(MATERIAL FOR THIS EXERCISE)
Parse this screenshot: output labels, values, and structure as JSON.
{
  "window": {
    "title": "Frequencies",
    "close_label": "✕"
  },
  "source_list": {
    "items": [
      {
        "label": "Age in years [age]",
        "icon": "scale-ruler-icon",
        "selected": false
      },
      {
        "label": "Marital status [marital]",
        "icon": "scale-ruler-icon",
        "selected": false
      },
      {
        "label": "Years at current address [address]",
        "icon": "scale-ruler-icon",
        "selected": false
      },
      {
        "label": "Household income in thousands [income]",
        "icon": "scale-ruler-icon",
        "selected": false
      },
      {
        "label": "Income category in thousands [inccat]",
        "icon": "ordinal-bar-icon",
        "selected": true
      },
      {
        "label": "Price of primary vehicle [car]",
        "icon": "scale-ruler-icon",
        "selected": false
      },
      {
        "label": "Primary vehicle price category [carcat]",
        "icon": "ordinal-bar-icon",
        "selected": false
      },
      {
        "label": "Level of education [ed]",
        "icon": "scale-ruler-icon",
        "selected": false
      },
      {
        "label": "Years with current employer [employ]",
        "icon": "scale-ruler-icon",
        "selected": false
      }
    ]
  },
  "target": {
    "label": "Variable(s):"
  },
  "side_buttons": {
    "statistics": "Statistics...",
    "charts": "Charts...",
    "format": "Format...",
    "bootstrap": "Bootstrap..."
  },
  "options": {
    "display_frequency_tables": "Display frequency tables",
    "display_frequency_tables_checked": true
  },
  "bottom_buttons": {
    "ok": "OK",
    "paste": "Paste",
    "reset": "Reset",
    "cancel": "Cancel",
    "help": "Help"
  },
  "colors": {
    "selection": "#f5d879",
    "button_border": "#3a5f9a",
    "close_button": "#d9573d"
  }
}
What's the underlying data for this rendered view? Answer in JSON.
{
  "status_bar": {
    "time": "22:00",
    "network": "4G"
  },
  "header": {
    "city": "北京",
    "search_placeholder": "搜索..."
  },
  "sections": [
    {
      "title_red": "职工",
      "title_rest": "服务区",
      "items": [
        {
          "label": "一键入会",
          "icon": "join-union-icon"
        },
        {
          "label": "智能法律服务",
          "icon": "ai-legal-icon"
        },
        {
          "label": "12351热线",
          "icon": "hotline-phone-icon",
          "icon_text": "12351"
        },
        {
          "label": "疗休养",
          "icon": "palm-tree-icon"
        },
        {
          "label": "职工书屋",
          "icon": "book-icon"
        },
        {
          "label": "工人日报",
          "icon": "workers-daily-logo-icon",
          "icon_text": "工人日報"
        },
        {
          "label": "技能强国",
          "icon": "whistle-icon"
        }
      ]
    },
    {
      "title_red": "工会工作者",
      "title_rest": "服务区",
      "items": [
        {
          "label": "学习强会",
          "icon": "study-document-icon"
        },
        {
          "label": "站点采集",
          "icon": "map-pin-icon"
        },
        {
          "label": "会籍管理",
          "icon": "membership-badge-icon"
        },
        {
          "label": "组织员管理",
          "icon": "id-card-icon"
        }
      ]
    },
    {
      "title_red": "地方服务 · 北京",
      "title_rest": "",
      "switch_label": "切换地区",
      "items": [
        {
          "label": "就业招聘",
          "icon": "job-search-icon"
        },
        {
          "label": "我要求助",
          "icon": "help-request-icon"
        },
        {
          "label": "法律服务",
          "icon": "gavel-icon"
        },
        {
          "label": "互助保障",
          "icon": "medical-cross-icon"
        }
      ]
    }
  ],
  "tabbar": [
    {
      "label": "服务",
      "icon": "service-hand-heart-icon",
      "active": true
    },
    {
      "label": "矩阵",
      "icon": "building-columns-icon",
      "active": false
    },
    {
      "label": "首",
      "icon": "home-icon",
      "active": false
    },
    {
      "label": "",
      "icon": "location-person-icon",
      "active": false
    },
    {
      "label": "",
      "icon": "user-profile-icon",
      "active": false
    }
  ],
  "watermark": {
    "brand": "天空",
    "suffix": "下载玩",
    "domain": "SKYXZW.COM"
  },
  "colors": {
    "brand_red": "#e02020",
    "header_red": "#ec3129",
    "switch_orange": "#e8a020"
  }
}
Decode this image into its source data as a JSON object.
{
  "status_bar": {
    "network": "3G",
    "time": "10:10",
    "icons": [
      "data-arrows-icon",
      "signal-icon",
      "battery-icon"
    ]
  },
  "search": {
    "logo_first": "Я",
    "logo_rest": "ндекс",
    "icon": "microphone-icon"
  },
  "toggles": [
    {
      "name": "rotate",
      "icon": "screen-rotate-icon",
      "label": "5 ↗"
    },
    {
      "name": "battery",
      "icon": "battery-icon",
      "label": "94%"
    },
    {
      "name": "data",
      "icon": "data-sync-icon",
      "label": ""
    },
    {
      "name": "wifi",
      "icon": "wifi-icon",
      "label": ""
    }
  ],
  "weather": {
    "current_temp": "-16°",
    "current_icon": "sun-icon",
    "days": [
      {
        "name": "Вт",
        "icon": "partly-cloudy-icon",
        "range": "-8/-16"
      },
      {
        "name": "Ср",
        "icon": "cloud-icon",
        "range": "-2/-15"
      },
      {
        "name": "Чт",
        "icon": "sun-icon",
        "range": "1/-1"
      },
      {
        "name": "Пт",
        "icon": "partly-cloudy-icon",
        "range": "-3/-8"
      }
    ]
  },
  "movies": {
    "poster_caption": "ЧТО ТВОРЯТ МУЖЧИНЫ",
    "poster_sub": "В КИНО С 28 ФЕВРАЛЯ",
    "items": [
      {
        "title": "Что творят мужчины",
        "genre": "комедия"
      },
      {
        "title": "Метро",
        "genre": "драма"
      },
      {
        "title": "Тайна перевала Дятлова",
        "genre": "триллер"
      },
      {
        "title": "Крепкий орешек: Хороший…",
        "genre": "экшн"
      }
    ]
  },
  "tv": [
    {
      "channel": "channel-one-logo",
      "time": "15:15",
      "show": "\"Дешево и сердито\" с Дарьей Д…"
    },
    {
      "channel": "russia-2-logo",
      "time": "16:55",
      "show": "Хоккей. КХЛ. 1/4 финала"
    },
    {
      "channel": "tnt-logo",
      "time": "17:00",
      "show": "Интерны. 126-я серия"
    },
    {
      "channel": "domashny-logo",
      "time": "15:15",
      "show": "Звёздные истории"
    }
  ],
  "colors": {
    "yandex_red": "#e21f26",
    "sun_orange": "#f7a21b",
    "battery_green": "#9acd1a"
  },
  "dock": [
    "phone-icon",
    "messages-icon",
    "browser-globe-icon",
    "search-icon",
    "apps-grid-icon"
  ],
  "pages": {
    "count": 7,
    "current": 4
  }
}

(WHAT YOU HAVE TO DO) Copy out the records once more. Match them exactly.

(TASK OUTPUT)
Parse this screenshot: output labels, values, and structure as JSON.
{
  "window": {
    "title": "Frequencies",
    "close_label": "✕"
  },
  "source_list": {
    "items": [
      {
        "label": "Age in years [age]",
        "icon": "scale-ruler-icon",
        "selected": false
      },
      {
        "label": "Marital status [marital]",
        "icon": "scale-ruler-icon",
        "selected": false
      },
      {
        "label": "Years at current address [address]",
        "icon": "scale-ruler-icon",
        "selected": false
      },
      {
        "label": "Household income in thousands [income]",
        "icon": "scale-ruler-icon",
        "selected": false
      },
      {
        "label": "Income category in thousands [inccat]",
        "icon": "ordinal-bar-icon",
        "selected": true
      },
      {
        "label": "Price of primary vehicle [car]",
        "icon": "scale-ruler-icon",
        "selected": false
      },
      {
        "label": "Primary vehicle price category [carcat]",
        "icon": "ordinal-bar-icon",
        "selected": false
      },
      {
        "label": "Level of education [ed]",
        "icon": "scale-ruler-icon",
        "selected": false
      },
      {
        "label": "Years with current employer [employ]",
        "icon": "scale-ruler-icon",
        "selected": false
      }
    ]
  },
  "target": {
    "label": "Variable(s):"
  },
  "side_buttons": {
    "statistics": "Statistics...",
    "charts": "Charts...",
    "format": "Format...",
    "bootstrap": "Bootstrap..."
  },
  "options": {
    "display_frequency_tables": "Display frequency tables",
    "display_frequency_tables_checked": true
  },
  "bottom_buttons": {
    "ok": "OK",
    "paste": "Paste",
    "reset": "Reset",
    "cancel": "Cancel",
    "help": "Help"
  },
  "colors": {
    "selection": "#f5d879",
    "button_border": "#3a5f9a",
    "close_button": "#d9573d"
  }
}
What's the underlying data for this rendered view? Answer in JSON.
{
  "status_bar": {
    "time": "22:00",
    "network": "4G"
  },
  "header": {
    "city": "北京",
    "search_placeholder": "搜索..."
  },
  "sections": [
    {
      "title_red": "职工",
      "title_rest": "服务区",
      "items": [
        {
          "label": "一键入会",
          "icon": "join-union-icon"
        },
        {
          "label": "智能法律服务",
          "icon": "ai-legal-icon"
        },
        {
          "label": "12351热线",
          "icon": "hotline-phone-icon",
          "icon_text": "12351"
        },
        {
          "label": "疗休养",
          "icon": "palm-tree-icon"
        },
        {
          "label": "职工书屋",
          "icon": "book-icon"
        },
        {
          "label": "工人日报",
          "icon": "workers-daily-logo-icon",
          "icon_text": "工人日報"
        },
        {
          "label": "技能强国",
          "icon": "whistle-icon"
        }
      ]
    },
    {
      "title_red": "工会工作者",
      "title_rest": "服务区",
      "items": [
        {
          "label": "学习强会",
          "icon": "study-document-icon"
        },
        {
          "label": "站点采集",
          "icon": "map-pin-icon"
        },
        {
          "label": "会籍管理",
          "icon": "membership-badge-icon"
        },
        {
          "label": "组织员管理",
          "icon": "id-card-icon"
        }
      ]
    },
    {
      "title_red": "地方服务 · 北京",
      "title_rest": "",
      "switch_label": "切换地区",
      "items": [
        {
          "label": "就业招聘",
          "icon": "job-search-icon"
        },
        {
          "label": "我要求助",
          "icon": "help-request-icon"
        },
        {
          "label": "法律服务",
          "icon": "gavel-icon"
        },
        {
          "label": "互助保障",
          "icon": "medical-cross-icon"
        }
      ]
    }
  ],
  "tabbar": [
    {
      "label": "服务",
      "icon": "service-hand-heart-icon",
      "active": true
    },
    {
      "label": "矩阵",
      "icon": "building-columns-icon",
      "active": false
    },
    {
      "label": "首",
      "icon": "home-icon",
      "active": false
    },
    {
      "label": "",
      "icon": "location-person-icon",
      "active": false
    },
    {
      "label": "",
      "icon": "user-profile-icon",
      "active": false
    }
  ],
  "watermark": {
    "brand": "天空",
    "suffix": "下载玩",
    "domain": "SKYXZW.COM"
  },
  "colors": {
    "brand_red": "#e02020",
    "header_red": "#ec3129",
    "switch_orange": "#e8a020"
  }
}
Decode this image into its source data as a JSON object.
{
  "status_bar": {
    "network": "3G",
    "time": "10:10",
    "icons": [
      "data-arrows-icon",
      "signal-icon",
      "battery-icon"
    ]
  },
  "search": {
    "logo_first": "Я",
    "logo_rest": "ндекс",
    "icon": "microphone-icon"
  },
  "toggles": [
    {
      "name": "rotate",
      "icon": "screen-rotate-icon",
      "label": "5 ↗"
    },
    {
      "name": "battery",
      "icon": "battery-icon",
      "label": "94%"
    },
    {
      "name": "data",
      "icon": "data-sync-icon",
      "label": ""
    },
    {
      "name": "wifi",
      "icon": "wifi-icon",
      "label": ""
    }
  ],
  "weather": {
    "current_temp": "-16°",
    "current_icon": "sun-icon",
    "days": [
      {
        "name": "Вт",
        "icon": "partly-cloudy-icon",
        "range": "-8/-16"
      },
      {
        "name": "Ср",
        "icon": "cloud-icon",
        "range": "-2/-15"
      },
      {
        "name": "Чт",
        "icon": "sun-icon",
        "range": "1/-1"
      },
      {
        "name": "Пт",
        "icon": "partly-cloudy-icon",
        "range": "-3/-8"
      }
    ]
  },
  "movies": {
    "poster_caption": "ЧТО ТВОРЯТ МУЖЧИНЫ",
    "poster_sub": "В КИНО С 28 ФЕВРАЛЯ",
    "items": [
      {
        "title": "Что творят мужчины",
        "genre": "комедия"
      },
      {
        "title": "Метро",
        "genre": "драма"
      },
      {
        "title": "Тайна перевала Дятлова",
        "genre": "триллер"
      },
      {
        "title": "Крепкий орешек: Хороший…",
        "genre": "экшн"
      }
    ]
  },
  "tv": [
    {
      "channel": "channel-one-logo",
      "time": "15:15",
      "show": "\"Дешево и сердито\" с Дарьей Д…"
    },
    {
      "channel": "russia-2-logo",
      "time": "16:55",
      "show": "Хоккей. КХЛ. 1/4 финала"
    },
    {
      "channel": "tnt-logo",
      "time": "17:00",
      "show": "Интерны. 126-я серия"
    },
    {
      "channel": "domashny-logo",
      "time": "15:15",
      "show": "Звёздные истории"
    }
  ],
  "colors": {
    "yandex_red": "#e21f26",
    "sun_orange": "#f7a21b",
    "battery_green": "#9acd1a"
  },
  "dock": [
    "phone-icon",
    "messages-icon",
    "browser-globe-icon",
    "search-icon",
    "apps-grid-icon"
  ],
  "pages": {
    "count": 7,
    "current": 4
  }
}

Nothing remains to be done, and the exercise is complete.